Output the following data exactly.

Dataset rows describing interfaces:
########################################
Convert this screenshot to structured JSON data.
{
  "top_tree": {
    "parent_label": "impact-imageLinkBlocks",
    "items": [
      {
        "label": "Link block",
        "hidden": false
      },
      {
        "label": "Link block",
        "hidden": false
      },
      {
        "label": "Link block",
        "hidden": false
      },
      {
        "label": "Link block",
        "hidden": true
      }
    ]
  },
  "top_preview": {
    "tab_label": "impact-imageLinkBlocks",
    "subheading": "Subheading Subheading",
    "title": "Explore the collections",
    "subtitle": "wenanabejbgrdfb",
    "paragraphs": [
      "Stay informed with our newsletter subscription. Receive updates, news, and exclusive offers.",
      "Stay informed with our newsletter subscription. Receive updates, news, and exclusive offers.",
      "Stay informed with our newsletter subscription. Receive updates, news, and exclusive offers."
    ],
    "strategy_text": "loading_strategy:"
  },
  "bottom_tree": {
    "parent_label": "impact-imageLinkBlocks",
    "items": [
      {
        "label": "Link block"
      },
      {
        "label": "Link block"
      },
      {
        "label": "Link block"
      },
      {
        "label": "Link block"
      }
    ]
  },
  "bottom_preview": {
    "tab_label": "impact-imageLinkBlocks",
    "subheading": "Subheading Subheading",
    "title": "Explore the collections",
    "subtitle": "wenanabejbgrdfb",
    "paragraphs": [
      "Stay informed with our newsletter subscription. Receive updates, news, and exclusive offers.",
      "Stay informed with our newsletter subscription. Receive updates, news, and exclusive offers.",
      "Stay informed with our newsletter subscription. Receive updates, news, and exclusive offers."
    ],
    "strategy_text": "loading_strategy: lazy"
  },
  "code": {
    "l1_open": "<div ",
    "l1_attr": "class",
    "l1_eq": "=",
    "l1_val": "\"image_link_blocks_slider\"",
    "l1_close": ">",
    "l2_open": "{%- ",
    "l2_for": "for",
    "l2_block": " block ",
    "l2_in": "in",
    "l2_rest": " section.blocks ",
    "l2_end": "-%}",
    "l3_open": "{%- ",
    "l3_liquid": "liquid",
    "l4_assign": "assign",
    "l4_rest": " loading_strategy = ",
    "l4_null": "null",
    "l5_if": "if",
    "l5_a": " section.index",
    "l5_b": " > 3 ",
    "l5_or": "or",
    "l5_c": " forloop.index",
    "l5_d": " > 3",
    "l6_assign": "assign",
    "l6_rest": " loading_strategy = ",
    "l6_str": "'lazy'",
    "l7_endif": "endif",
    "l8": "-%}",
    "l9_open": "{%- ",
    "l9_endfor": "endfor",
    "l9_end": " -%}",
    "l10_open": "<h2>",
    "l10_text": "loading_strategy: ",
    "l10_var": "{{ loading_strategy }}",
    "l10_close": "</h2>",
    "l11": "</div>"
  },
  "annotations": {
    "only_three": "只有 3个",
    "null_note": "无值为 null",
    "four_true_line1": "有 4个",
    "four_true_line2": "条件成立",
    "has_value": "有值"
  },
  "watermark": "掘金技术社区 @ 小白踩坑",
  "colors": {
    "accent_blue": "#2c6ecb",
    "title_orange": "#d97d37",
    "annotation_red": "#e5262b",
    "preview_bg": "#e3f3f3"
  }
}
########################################
▶ **Answer section**
Convert this screenshot to structured JSON data.
{
  "top_tree": {
    "parent_label": "impact-imageLinkBlocks",
    "items": [
      {
        "label": "Link block",
        "hidden": false
      },
      {
        "label": "Link block",
        "hidden": false
      },
      {
        "label": "Link block",
        "hidden": false
      },
      {
        "label": "Link block",
        "hidden": true
      }
    ]
  },
  "top_preview": {
    "tab_label": "impact-imageLinkBlocks",
    "subheading": "Subheading Subheading",
    "title": "Explore the collections",
    "subtitle": "wenanabejbgrdfb",
    "paragraphs": [
      "Stay informed with our newsletter subscription. Receive updates, news, and exclusive offers.",
      "Stay informed with our newsletter subscription. Receive updates, news, and exclusive offers.",
      "Stay informed with our newsletter subscription. Receive updates, news, and exclusive offers."
    ],
    "strategy_text": "loading_strategy:"
  },
  "bottom_tree": {
    "parent_label": "impact-imageLinkBlocks",
    "items": [
      {
        "label": "Link block"
      },
      {
        "label": "Link block"
      },
      {
        "label": "Link block"
      },
      {
        "label": "Link block"
      }
    ]
  },
  "bottom_preview": {
    "tab_label": "impact-imageLinkBlocks",
    "subheading": "Subheading Subheading",
    "title": "Explore the collections",
    "subtitle": "wenanabejbgrdfb",
    "paragraphs": [
      "Stay informed with our newsletter subscription. Receive updates, news, and exclusive offers.",
      "Stay informed with our newsletter subscription. Receive updates, news, and exclusive offers.",
      "Stay informed with our newsletter subscription. Receive updates, news, and exclusive offers."
    ],
    "strategy_text": "loading_strategy: lazy"
  },
  "code": {
    "l1_open": "<div ",
    "l1_attr": "class",
    "l1_eq": "=",
    "l1_val": "\"image_link_blocks_slider\"",
    "l1_close": ">",
    "l2_open": "{%- ",
    "l2_for": "for",
    "l2_block": " block ",
    "l2_in": "in",
    "l2_rest": " section.blocks ",
    "l2_end": "-%}",
    "l3_open": "{%- ",
    "l3_liquid": "liquid",
    "l4_assign": "assign",
    "l4_rest": " loading_strategy = ",
    "l4_null": "null",
    "l5_if": "if",
    "l5_a": " section.index",
    "l5_b": " > 3 ",
    "l5_or": "or",
    "l5_c": " forloop.index",
    "l5_d": " > 3",
    "l6_assign": "assign",
    "l6_rest": " loading_strategy = ",
    "l6_str": "'lazy'",
    "l7_endif": "endif",
    "l8": "-%}",
    "l9_open": "{%- ",
    "l9_endfor": "endfor",
    "l9_end": " -%}",
    "l10_open": "<h2>",
    "l10_text": "loading_strategy: ",
    "l10_var": "{{ loading_strategy }}",
    "l10_close": "</h2>",
    "l11": "</div>"
  },
  "annotations": {
    "only_three": "只有 3个",
    "null_note": "无值为 null",
    "four_true_line1": "有 4个",
    "four_true_line2": "条件成立",
    "has_value": "有值"
  },
  "watermark": "掘金技术社区 @ 小白踩坑",
  "colors": {
    "accent_blue": "#2c6ecb",
    "title_orange": "#d97d37",
    "annotation_red": "#e5262b",
    "preview_bg": "#e3f3f3"
  }
}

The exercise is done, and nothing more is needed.